Task requirements: Gather each line in the entries that includes the string "text".

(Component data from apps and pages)
Content starts

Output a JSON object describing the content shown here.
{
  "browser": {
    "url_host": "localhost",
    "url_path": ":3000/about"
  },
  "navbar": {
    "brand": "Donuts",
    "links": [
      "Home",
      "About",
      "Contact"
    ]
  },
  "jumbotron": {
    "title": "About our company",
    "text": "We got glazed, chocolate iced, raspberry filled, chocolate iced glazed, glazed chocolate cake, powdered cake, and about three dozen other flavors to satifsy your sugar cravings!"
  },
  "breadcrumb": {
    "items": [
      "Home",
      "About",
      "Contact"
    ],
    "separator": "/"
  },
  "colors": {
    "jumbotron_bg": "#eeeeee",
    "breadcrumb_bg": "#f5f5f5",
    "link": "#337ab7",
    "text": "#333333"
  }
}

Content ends

Reply to the exercise:
    "text": "We got glazed, chocolate iced, raspberry filled, chocolate iced glazed, glazed chocolate cake, powdered cake, and about three dozen other flavors to satifsy your sugar cravings!"
    "text": "#333333"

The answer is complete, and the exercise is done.